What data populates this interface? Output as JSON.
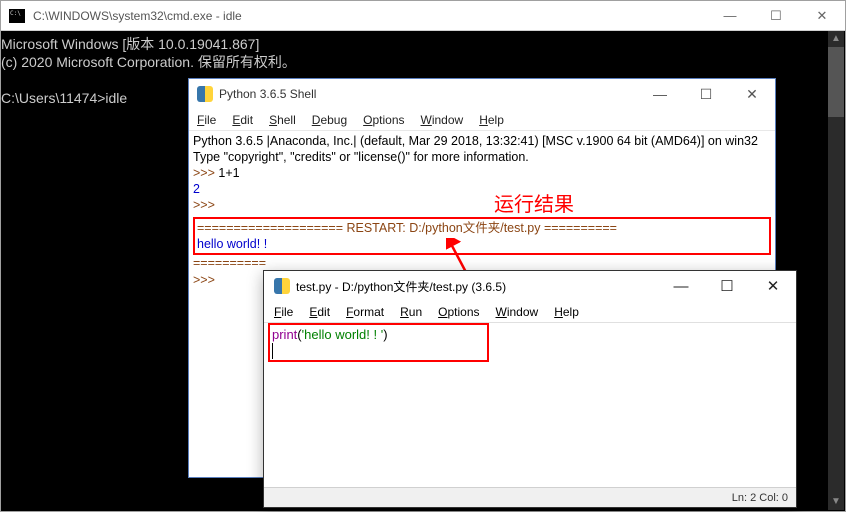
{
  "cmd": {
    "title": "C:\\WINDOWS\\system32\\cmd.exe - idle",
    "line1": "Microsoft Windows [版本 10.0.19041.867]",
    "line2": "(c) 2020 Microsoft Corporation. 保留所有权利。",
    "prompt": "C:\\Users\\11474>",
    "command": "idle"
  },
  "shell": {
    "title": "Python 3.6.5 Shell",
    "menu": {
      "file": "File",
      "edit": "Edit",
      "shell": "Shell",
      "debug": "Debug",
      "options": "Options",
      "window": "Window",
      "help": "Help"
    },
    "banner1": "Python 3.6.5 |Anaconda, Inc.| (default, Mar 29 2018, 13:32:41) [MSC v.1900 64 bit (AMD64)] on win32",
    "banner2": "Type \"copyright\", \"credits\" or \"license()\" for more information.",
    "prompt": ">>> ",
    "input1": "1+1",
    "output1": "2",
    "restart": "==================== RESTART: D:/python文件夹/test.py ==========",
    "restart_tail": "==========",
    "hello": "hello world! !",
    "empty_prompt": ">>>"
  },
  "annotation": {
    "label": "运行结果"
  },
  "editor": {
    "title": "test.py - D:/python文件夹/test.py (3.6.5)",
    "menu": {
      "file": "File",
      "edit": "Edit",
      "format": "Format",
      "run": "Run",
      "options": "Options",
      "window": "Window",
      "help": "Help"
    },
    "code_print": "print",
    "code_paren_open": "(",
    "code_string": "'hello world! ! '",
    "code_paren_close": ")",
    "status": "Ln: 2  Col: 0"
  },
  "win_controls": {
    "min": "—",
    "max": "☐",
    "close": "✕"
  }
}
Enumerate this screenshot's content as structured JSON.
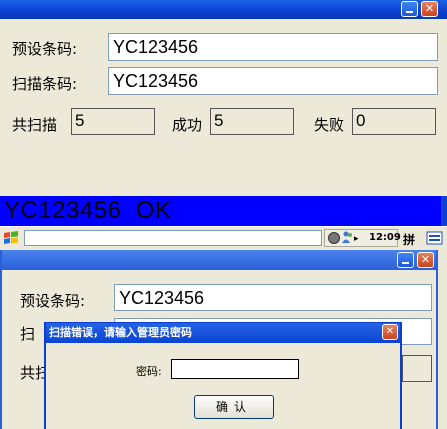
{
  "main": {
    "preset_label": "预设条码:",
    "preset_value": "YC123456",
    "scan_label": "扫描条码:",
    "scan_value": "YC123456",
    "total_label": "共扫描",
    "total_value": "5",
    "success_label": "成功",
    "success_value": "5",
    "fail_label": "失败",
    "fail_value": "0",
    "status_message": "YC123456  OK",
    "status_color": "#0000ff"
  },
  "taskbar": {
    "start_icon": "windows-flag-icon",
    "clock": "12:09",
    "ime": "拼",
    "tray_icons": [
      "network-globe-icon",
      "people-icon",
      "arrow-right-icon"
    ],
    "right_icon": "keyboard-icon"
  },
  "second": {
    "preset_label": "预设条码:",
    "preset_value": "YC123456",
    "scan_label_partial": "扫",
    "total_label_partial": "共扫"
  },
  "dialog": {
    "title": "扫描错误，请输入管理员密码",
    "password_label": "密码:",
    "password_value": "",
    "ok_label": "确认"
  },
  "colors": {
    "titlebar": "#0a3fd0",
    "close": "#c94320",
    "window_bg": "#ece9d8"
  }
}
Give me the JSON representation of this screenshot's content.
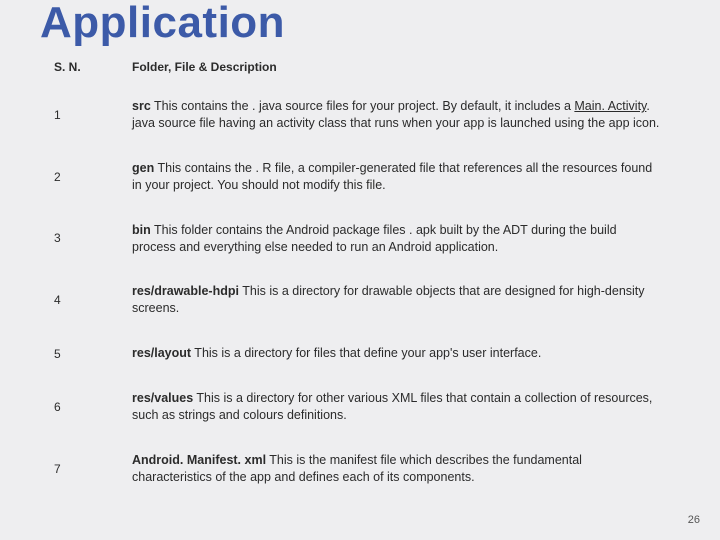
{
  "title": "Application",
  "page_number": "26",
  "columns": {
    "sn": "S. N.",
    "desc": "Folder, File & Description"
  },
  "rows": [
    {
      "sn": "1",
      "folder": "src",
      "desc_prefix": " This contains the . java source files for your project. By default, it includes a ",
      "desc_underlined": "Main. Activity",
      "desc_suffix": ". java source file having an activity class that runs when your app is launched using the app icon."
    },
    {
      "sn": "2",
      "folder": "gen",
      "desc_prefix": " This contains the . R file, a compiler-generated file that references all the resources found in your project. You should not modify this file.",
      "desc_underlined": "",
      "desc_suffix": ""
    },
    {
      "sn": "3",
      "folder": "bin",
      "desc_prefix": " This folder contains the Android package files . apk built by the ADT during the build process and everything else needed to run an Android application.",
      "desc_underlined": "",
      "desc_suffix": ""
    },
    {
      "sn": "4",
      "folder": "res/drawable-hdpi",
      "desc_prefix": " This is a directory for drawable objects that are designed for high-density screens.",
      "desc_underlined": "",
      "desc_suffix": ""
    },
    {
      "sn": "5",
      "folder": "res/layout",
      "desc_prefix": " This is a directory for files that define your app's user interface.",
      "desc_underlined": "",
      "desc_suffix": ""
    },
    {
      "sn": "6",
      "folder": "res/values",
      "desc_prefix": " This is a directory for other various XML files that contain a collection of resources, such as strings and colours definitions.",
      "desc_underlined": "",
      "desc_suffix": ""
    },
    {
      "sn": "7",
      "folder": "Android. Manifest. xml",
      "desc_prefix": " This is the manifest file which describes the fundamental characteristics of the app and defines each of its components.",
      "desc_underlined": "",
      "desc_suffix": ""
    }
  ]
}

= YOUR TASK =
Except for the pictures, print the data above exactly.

= RESPONSE FOR THIS EXERCISE =
What data populates this interface? Output as JSON.
{
  "cmd": {
    "title": "C:\\WINDOWS\\system32\\cmd.exe - idle",
    "line1": "Microsoft Windows [版本 10.0.19041.867]",
    "line2": "(c) 2020 Microsoft Corporation. 保留所有权利。",
    "prompt": "C:\\Users\\11474>",
    "command": "idle"
  },
  "shell": {
    "title": "Python 3.6.5 Shell",
    "menu": {
      "file": "File",
      "edit": "Edit",
      "shell": "Shell",
      "debug": "Debug",
      "options": "Options",
      "window": "Window",
      "help": "Help"
    },
    "banner1": "Python 3.6.5 |Anaconda, Inc.| (default, Mar 29 2018, 13:32:41) [MSC v.1900 64 bit (AMD64)] on win32",
    "banner2": "Type \"copyright\", \"credits\" or \"license()\" for more information.",
    "prompt": ">>> ",
    "input1": "1+1",
    "output1": "2",
    "restart": "==================== RESTART: D:/python文件夹/test.py ==========",
    "restart_tail": "==========",
    "hello": "hello world! !",
    "empty_prompt": ">>>"
  },
  "annotation": {
    "label": "运行结果"
  },
  "editor": {
    "title": "test.py - D:/python文件夹/test.py (3.6.5)",
    "menu": {
      "file": "File",
      "edit": "Edit",
      "format": "Format",
      "run": "Run",
      "options": "Options",
      "window": "Window",
      "help": "Help"
    },
    "code_print": "print",
    "code_paren_open": "(",
    "code_string": "'hello world! ! '",
    "code_paren_close": ")",
    "status": "Ln: 2  Col: 0"
  },
  "win_controls": {
    "min": "—",
    "max": "☐",
    "close": "✕"
  }
}
Enumerate this screenshot's content as structured JSON.
{
  "main": {
    "preset_label": "预设条码:",
    "preset_value": "YC123456",
    "scan_label": "扫描条码:",
    "scan_value": "YC123456",
    "total_label": "共扫描",
    "total_value": "5",
    "success_label": "成功",
    "success_value": "5",
    "fail_label": "失败",
    "fail_value": "0",
    "status_message": "YC123456  OK",
    "status_color": "#0000ff"
  },
  "taskbar": {
    "start_icon": "windows-flag-icon",
    "clock": "12:09",
    "ime": "拼",
    "tray_icons": [
      "network-globe-icon",
      "people-icon",
      "arrow-right-icon"
    ],
    "right_icon": "keyboard-icon"
  },
  "second": {
    "preset_label": "预设条码:",
    "preset_value": "YC123456",
    "scan_label_partial": "扫",
    "total_label_partial": "共扫"
  },
  "dialog": {
    "title": "扫描错误，请输入管理员密码",
    "password_label": "密码:",
    "password_value": "",
    "ok_label": "确认"
  },
  "colors": {
    "titlebar": "#0a3fd0",
    "close": "#c94320",
    "window_bg": "#ece9d8"
  }
}
Give me the JSON representation of this screenshot's content.
{
  "title": "Application",
  "page_number": "26",
  "columns": {
    "sn": "S. N.",
    "desc": "Folder, File & Description"
  },
  "rows": [
    {
      "sn": "1",
      "folder": "src",
      "desc_prefix": " This contains the . java source files for your project. By default, it includes a ",
      "desc_underlined": "Main. Activity",
      "desc_suffix": ". java source file having an activity class that runs when your app is launched using the app icon."
    },
    {
      "sn": "2",
      "folder": "gen",
      "desc_prefix": " This contains the . R file, a compiler-generated file that references all the resources found in your project. You should not modify this file.",
      "desc_underlined": "",
      "desc_suffix": ""
    },
    {
      "sn": "3",
      "folder": "bin",
      "desc_prefix": " This folder contains the Android package files . apk built by the ADT during the build process and everything else needed to run an Android application.",
      "desc_underlined": "",
      "desc_suffix": ""
    },
    {
      "sn": "4",
      "folder": "res/drawable-hdpi",
      "desc_prefix": " This is a directory for drawable objects that are designed for high-density screens.",
      "desc_underlined": "",
      "desc_suffix": ""
    },
    {
      "sn": "5",
      "folder": "res/layout",
      "desc_prefix": " This is a directory for files that define your app's user interface.",
      "desc_underlined": "",
      "desc_suffix": ""
    },
    {
      "sn": "6",
      "folder": "res/values",
      "desc_prefix": " This is a directory for other various XML files that contain a collection of resources, such as strings and colours definitions.",
      "desc_underlined": "",
      "desc_suffix": ""
    },
    {
      "sn": "7",
      "folder": "Android. Manifest. xml",
      "desc_prefix": " This is the manifest file which describes the fundamental characteristics of the app and defines each of its components.",
      "desc_underlined": "",
      "desc_suffix": ""
    }
  ]
}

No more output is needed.